We present ab-initio calculations for the in plane conductivity of Co/Cu multilayer slabs. The electronic structure of the multilayer slabs is calculated by means of density functional theory within a screened KKR scheme. Transport properties are described using the Boltzmann equation in relaxation time approximation. We study the change of the conductivity during growth of the multilayer, and we can reproduce the anomalous, non Ohmic, behavior observed experimentally in several multilayer systems. Our results show that this behavior can be explained in terms of the electronic structure of the slab only. No extra assumption for the scattering at the interfaces is necessary. The connection of electronic structure and conductivity during layer-by-layer growth is elucidated by analyzing the layer-projected conductivities.

Abstract:
We investigate the optical properties of bromine intercalated highly orientated pyrolytic graphite (Br-HOPG) and provide a novel interpretation of the data. We observe new absorption features below 620 meV which are absent in the absorption spectrum of graphite. Comparing our results with those of theoretical studies on graphite, single and bilayer graphene as well as recent optical studies of multilayer graphene, we conclude that Br-HOPG contains the signatures of ultrapure bilayer, single layer graphene, and graphite. The observed supermetallic conductivity of Br-HOPG is identi?ed with the presence of very high mobility (~ 121,000 cm2V-1s-1 at room temperature and at very high carrier density) multilayer graphene components in our sample. This could provide a new avenue for single and multilayer graphene research.

Abstract:
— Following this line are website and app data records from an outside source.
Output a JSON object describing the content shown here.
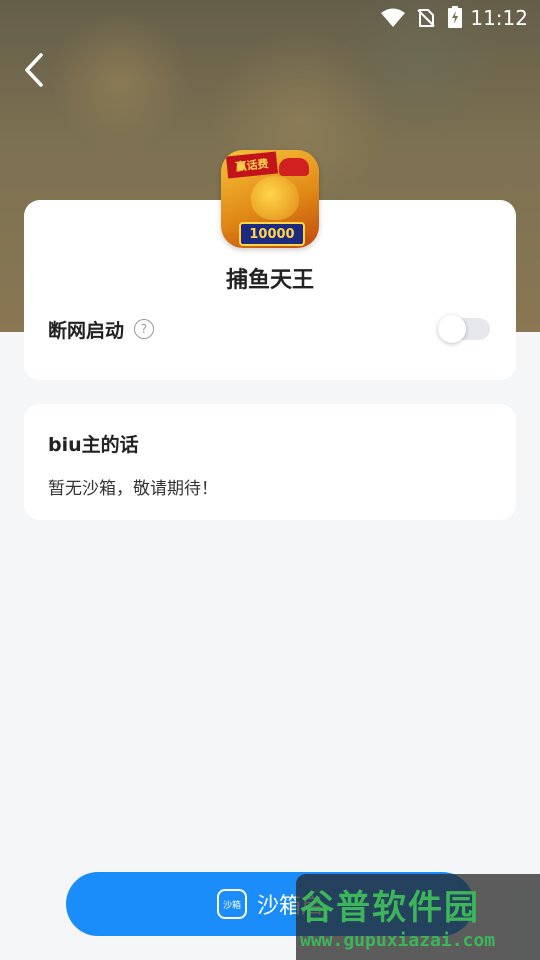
{
  "status_bar": {
    "time": "11:12"
  },
  "app": {
    "name": "捕鱼天王",
    "icon_banner": "赢话费",
    "icon_badge": "10000"
  },
  "settings": {
    "offline_launch_label": "断网启动",
    "help_glyph": "?",
    "offline_launch_enabled": false
  },
  "message": {
    "title": "biu主的话",
    "body": "暂无沙箱，敬请期待！"
  },
  "action": {
    "icon_text": "沙箱",
    "start_label": "沙箱启"
  },
  "watermark": {
    "title": "谷普软件园",
    "url": "www.gupuxiazai.com"
  },
  "colors": {
    "accent": "#1a8dfa",
    "page_bg": "#f5f6f8",
    "card_bg": "#ffffff",
    "watermark_green": "#3db55a"
  }
}
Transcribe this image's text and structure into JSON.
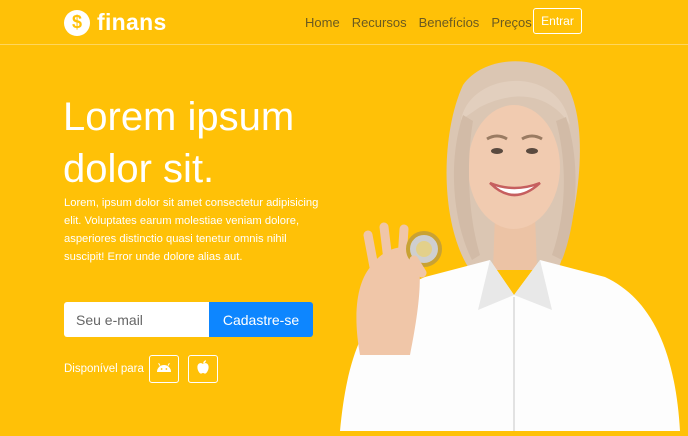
{
  "brand": {
    "icon_glyph": "$",
    "name": "finans",
    "icon": "dollar-coin-icon"
  },
  "nav": {
    "links": [
      "Home",
      "Recursos",
      "Benefícios",
      "Preços"
    ],
    "login_label": "Entrar"
  },
  "hero": {
    "title_line1": "Lorem ipsum",
    "title_line2": "dolor sit.",
    "text": "Lorem, ipsum dolor sit amet consectetur adipisicing elit. Voluptates earum molestiae veniam dolore, asperiores distinctio quasi tenetur omnis nihil suscipit! Error unde dolore alias aut."
  },
  "signup": {
    "placeholder": "Seu e-mail",
    "value": "",
    "button_label": "Cadastre-se"
  },
  "availability": {
    "label": "Disponível para",
    "stores": [
      "android-icon",
      "apple-icon"
    ]
  },
  "colors": {
    "background": "#ffc107",
    "button": "#0d86ff",
    "nav_link": "#6b5a21",
    "text": "#ffffff"
  }
}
Methods for modelling the electrical conductivity of dense plasmas and liquid metals, based upon the well-known Ziman formula, are reviewed from a general perspective, and some earlier inconsistencies relating to its application to finite temperature systems are resolved. A general formula for the conductivity of a Lorentzian two-component plasma in thermal equilibrium is derived from the Lenard-Balescu collision integral in which both energy and momentum exchange between ions and electrons are accounted for. This formula is used as a basis for some generalizations of the Ziman formula, which apply to plasmas of arbitrary degeneracy over a much wider range of conditions. These formulae implicitly include the collective motions of the ions, but neglect the collective motions of the electrons. Detailed consideration of the latter shows that they generally have a small effect on the conductivity. Conditions for the validity of the Ziman formula are derived. The extension of the general theory to arbitrarily low temperatures, where the ion dynamics become dominated by collective effects, in which dynamical ion correlations need to be taken into account, is shown to lead to the well-known Bloch formula. Consideration is given to non-Lorentzian plasmas by explicitly accounting for electron-electron collisions. Corrections to the Lorentzian model in the form of a power series in 1/Z are derived.

Abstract:
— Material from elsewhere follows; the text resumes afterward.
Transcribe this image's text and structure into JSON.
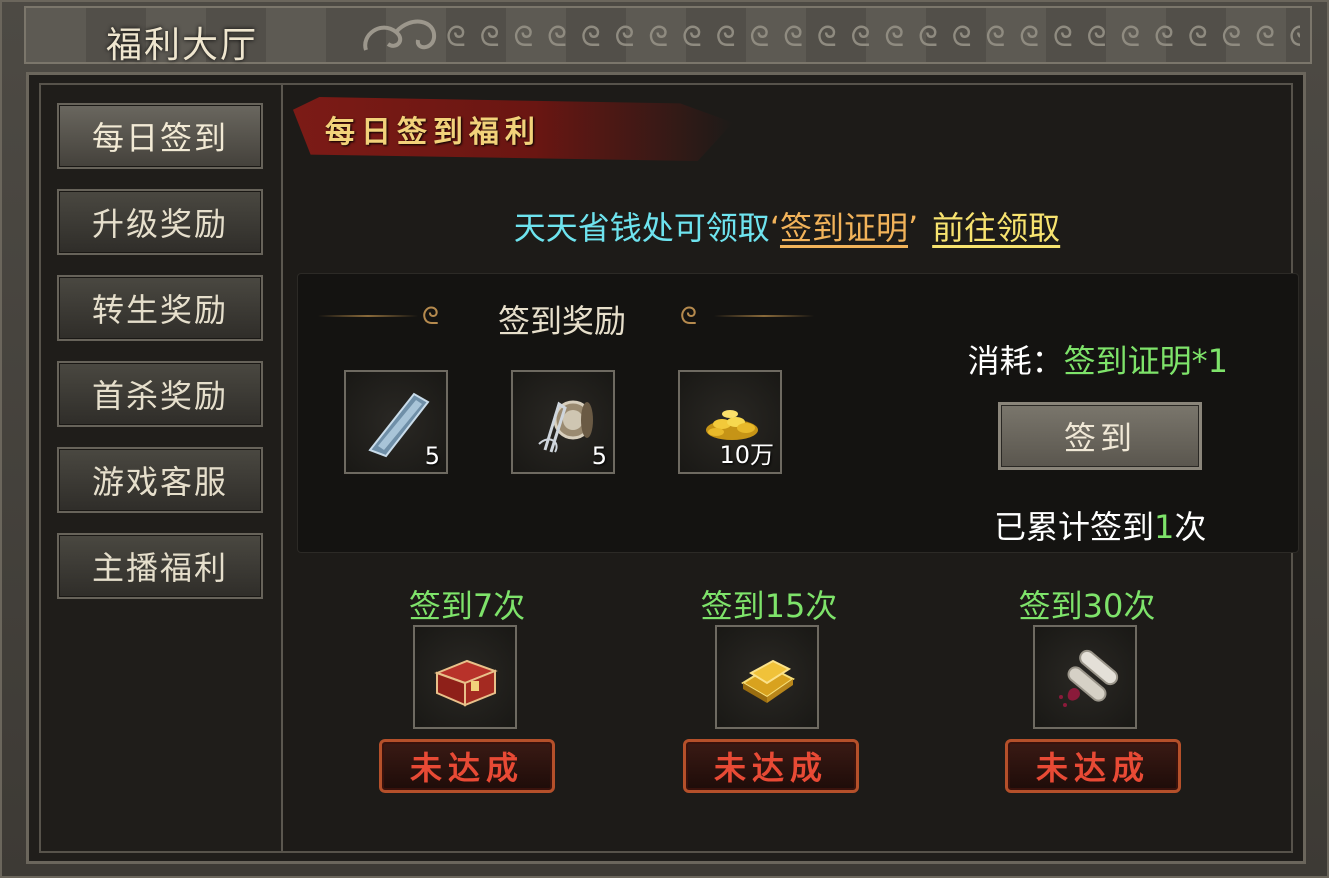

We calculate the electrical conductivity in the early universe at temperatures below as well as above the electroweak vacuum scale, $T_c\simeq 100$GeV. Debye and dynamical screening of electric and magnetic interactions leads to a finite conductivity, $\sigma_{el}\sim T/\alpha\ln(1/\alpha)$, at temperatures well below $T_c$. At temperatures above, $W^\pm$ charge-exchange processes -- analogous to color exchange through gluons in QCD -- effectively stop left-handed charged leptons. However, right-handed leptons can carry current, resulting in $\sigma_{el}/T$ being only a factor $\sim \cos^4\theta_W$ smaller than at temperatures below $T_c$.